Author: Alice J. Wisler
Major Themes: Japanese-Americans, World War II
Synopsis: When his family is placed in a concentration camp during World War II simply because they are Japanese, Nathan must hold the family together.
One facet of American history that I have not come across much about is the internment of Japanese Americans in concentration camps during World War II. In fact, I think I only ever read one book on the topic. Under the Silk Hibiscus does a good job of showing what life was like for people in one of those camps.
Nathan Mori and his family had lived peacefully in San Jose for many years—but as soon as the United States entered World War II, they, like many other Japanese families, were relocated to Wyoming, where they had to live in a camp below Heart Mountain. Papa had been taken to a different location, and Mama was pregnant and not doing well. Older brother Ken was involved with a gang, and younger brother Tom was crippled from polio. Nathan had to help his Aunt Kasuko hold the family together and take care of everything, especially protecting the family heirloom, an antique gold watch.
Things had been bad enough in the camp at first, but later it got worse and worse—Mama died, the watch was stolen, and Nathan found himself in jail after stealing it back. The only bright spot in the camp was Lucy’s singing. Nathan longed more than anything to be with Lucy, but he knew she was Ken’s girl. Would it be possible to hold on to his faith in God through all the trials he was forced to endure?
I enjoyed this story. I did not, of course, appreciate the way the Japanese were treated—no one should ever be mistreated, especially not because of their race. I did like the way Nathan responded to the mistreatment. It was very difficult, but he learned not to return evil for good, and eventually was able to forgive the worst of his tormentors. It was quite interesting to see how the family rebuilt their life after the war.

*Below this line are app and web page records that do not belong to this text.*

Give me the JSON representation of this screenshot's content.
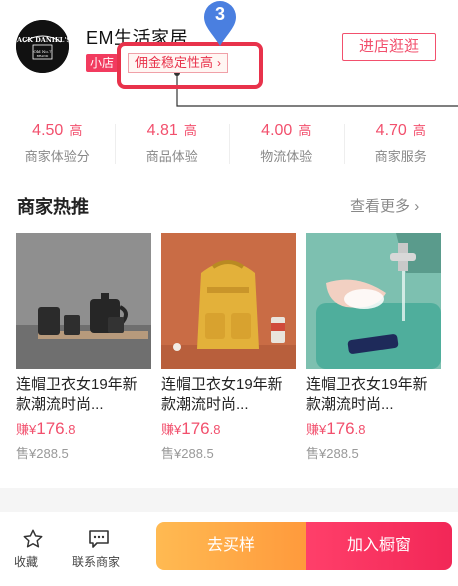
{
  "shop": {
    "name": "EM生活家居",
    "tag": "小店",
    "commission_label": "佣金稳定性高",
    "enter_label": "进店逛逛",
    "logo_text": "JACK DANIEL'S"
  },
  "annotation": {
    "step_number": "3"
  },
  "ratings": [
    {
      "value": "4.50",
      "level": "高",
      "label": "商家体验分"
    },
    {
      "value": "4.81",
      "level": "高",
      "label": "商品体验"
    },
    {
      "value": "4.00",
      "level": "高",
      "label": "物流体验"
    },
    {
      "value": "4.70",
      "level": "高",
      "label": "商家服务"
    }
  ],
  "recommend": {
    "title": "商家热推",
    "more_label": "查看更多",
    "products": [
      {
        "title": "连帽卫衣女19年新款潮流时尚...",
        "earn_prefix": "赚¥",
        "earn_int": "176",
        "earn_dec": ".8",
        "sale": "售¥288.5",
        "image": "coffee-set"
      },
      {
        "title": "连帽卫衣女19年新款潮流时尚...",
        "earn_prefix": "赚¥",
        "earn_int": "176",
        "earn_dec": ".8",
        "sale": "售¥288.5",
        "image": "yellow-backpack"
      },
      {
        "title": "连帽卫衣女19年新款潮流时尚...",
        "earn_prefix": "赚¥",
        "earn_int": "176",
        "earn_dec": ".8",
        "sale": "售¥288.5",
        "image": "hand-washing-sink"
      }
    ]
  },
  "bottom": {
    "favorite_label": "收藏",
    "contact_label": "联系商家",
    "buy_sample_label": "去买样",
    "add_window_label": "加入橱窗"
  },
  "colors": {
    "accent": "#f2506d",
    "highlight": "#e8324b",
    "pin": "#4a7fe0",
    "buy_start": "#ffba52",
    "add_end": "#f22757"
  }
}
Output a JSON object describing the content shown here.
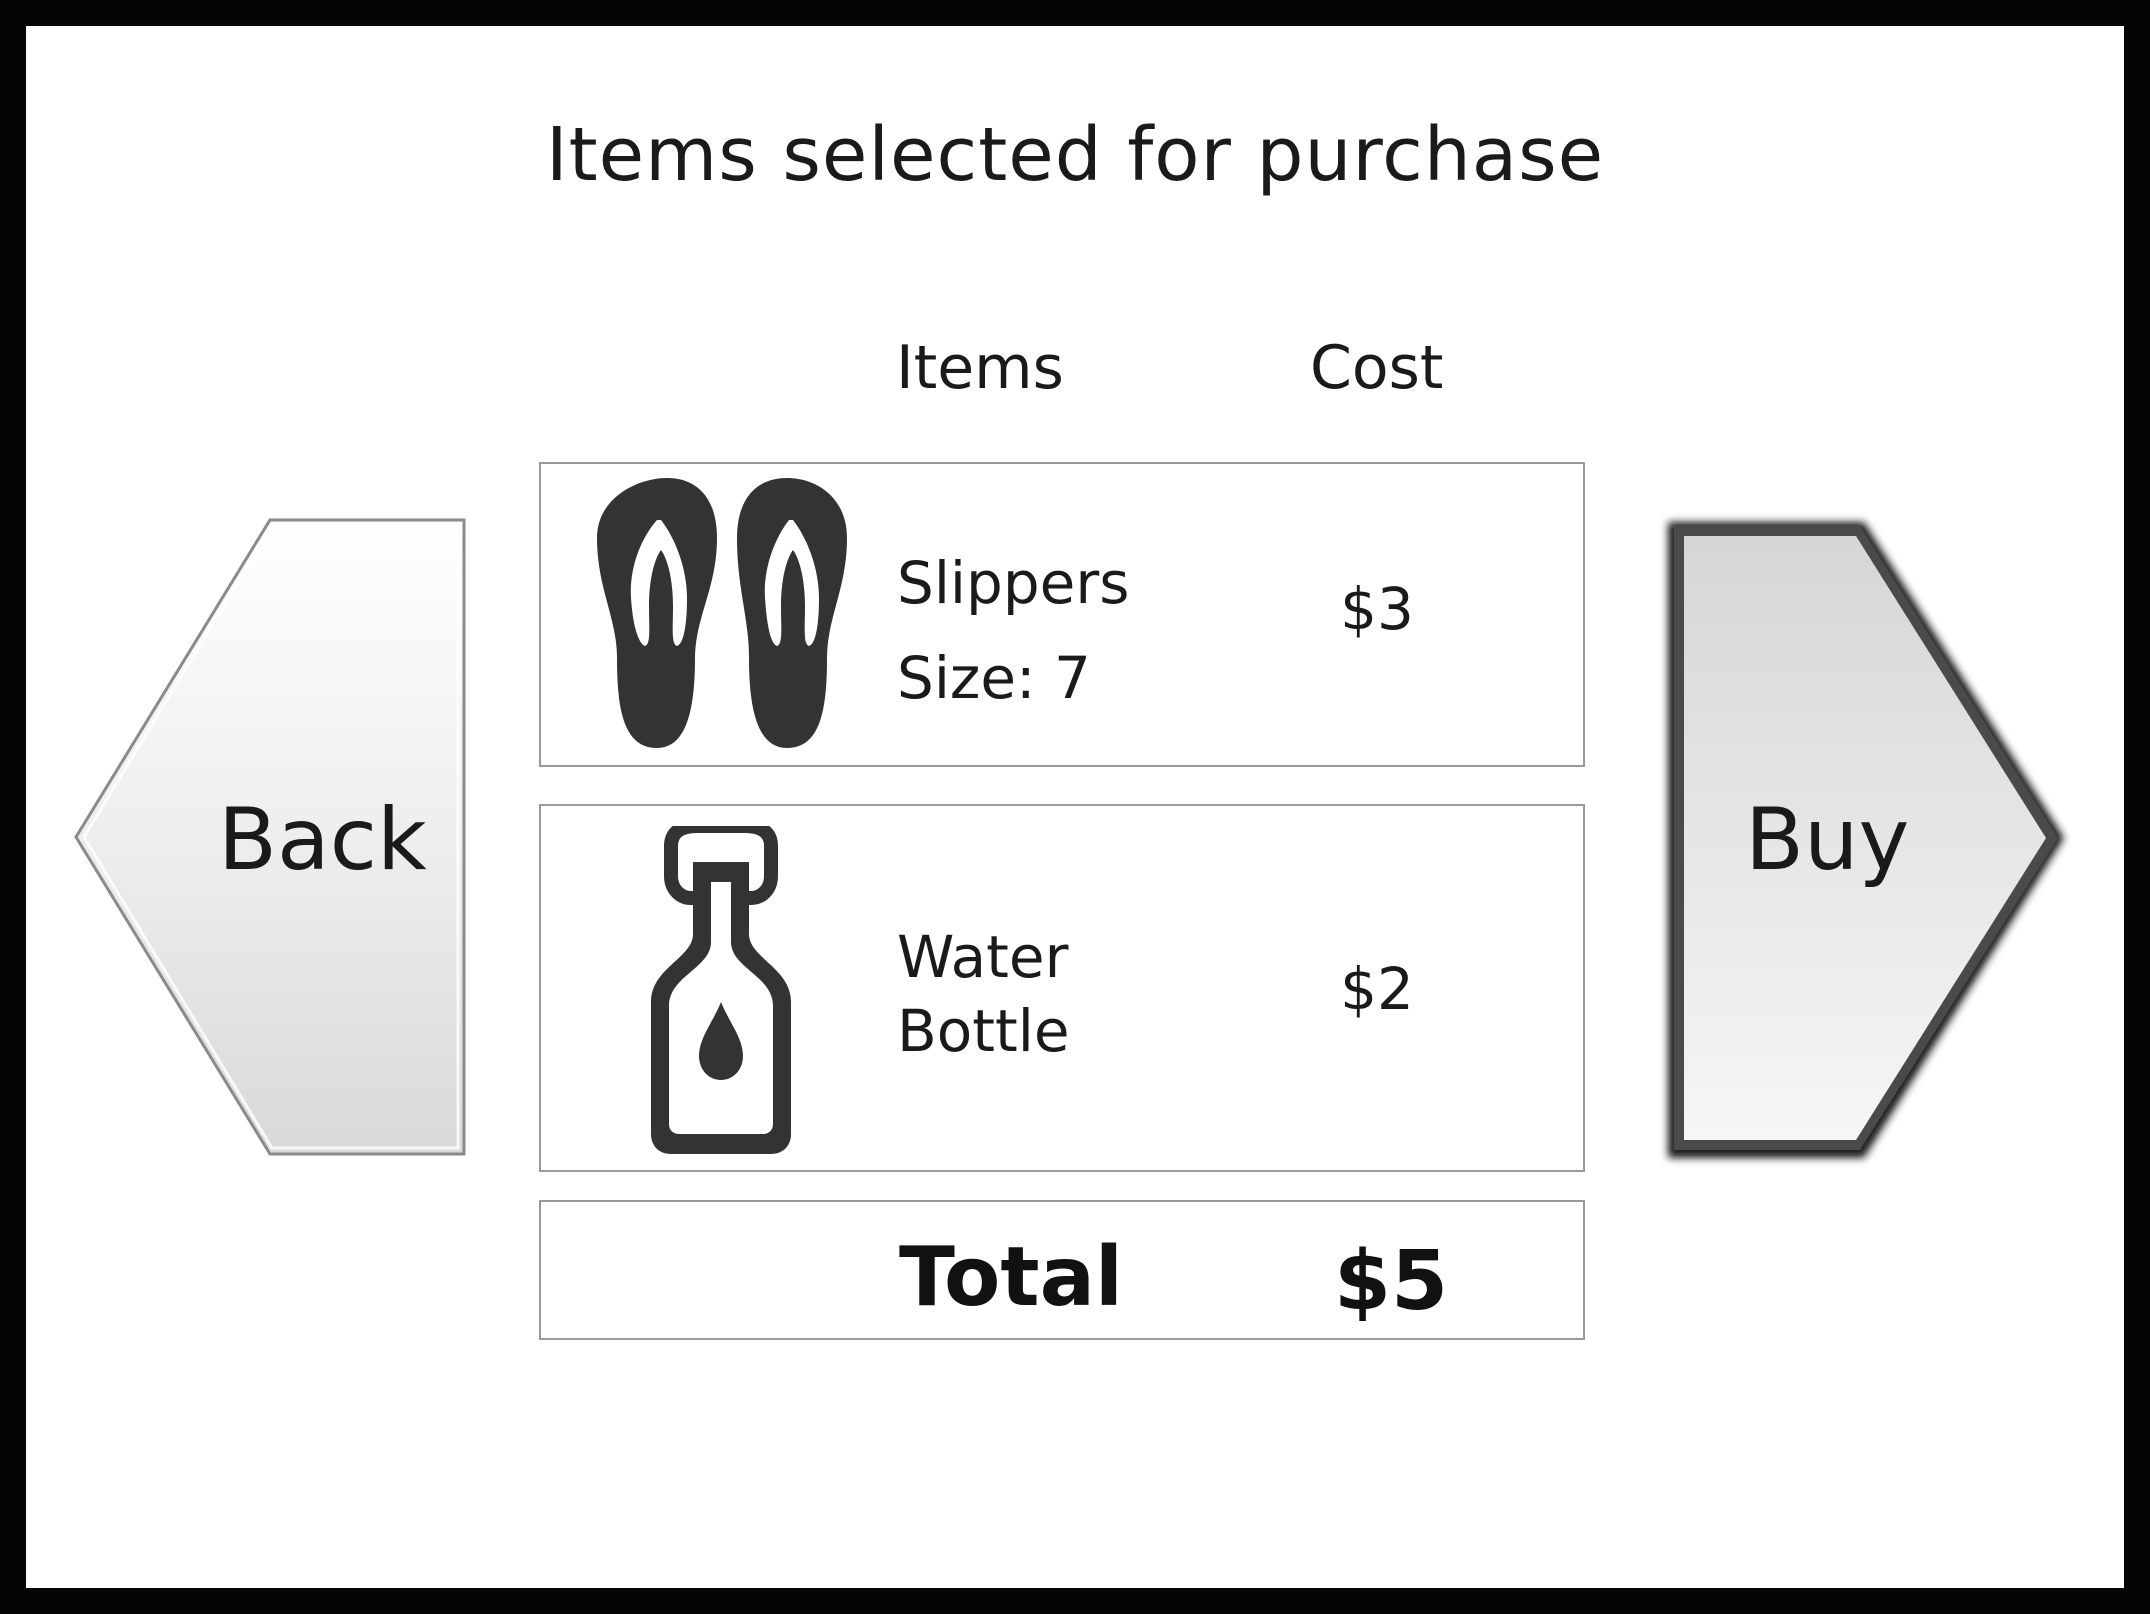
{
  "title": "Items selected for purchase",
  "columns": {
    "items": "Items",
    "cost": "Cost"
  },
  "items": [
    {
      "name": "Slippers",
      "detail": "Size: 7",
      "cost": "$3",
      "icon": "flip-flops-icon"
    },
    {
      "name_line1": "Water",
      "name_line2": "Bottle",
      "cost": "$2",
      "icon": "water-bottle-icon"
    }
  ],
  "total": {
    "label": "Total",
    "value": "$5"
  },
  "nav": {
    "back_label": "Back",
    "buy_label": "Buy"
  },
  "colors": {
    "icon": "#333333",
    "border": "#9a9a9a",
    "frame": "#050505"
  }
}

Note: I received a free copy of this book, and chose to review it.
Reading Independently—Ages 15 and Above, Adults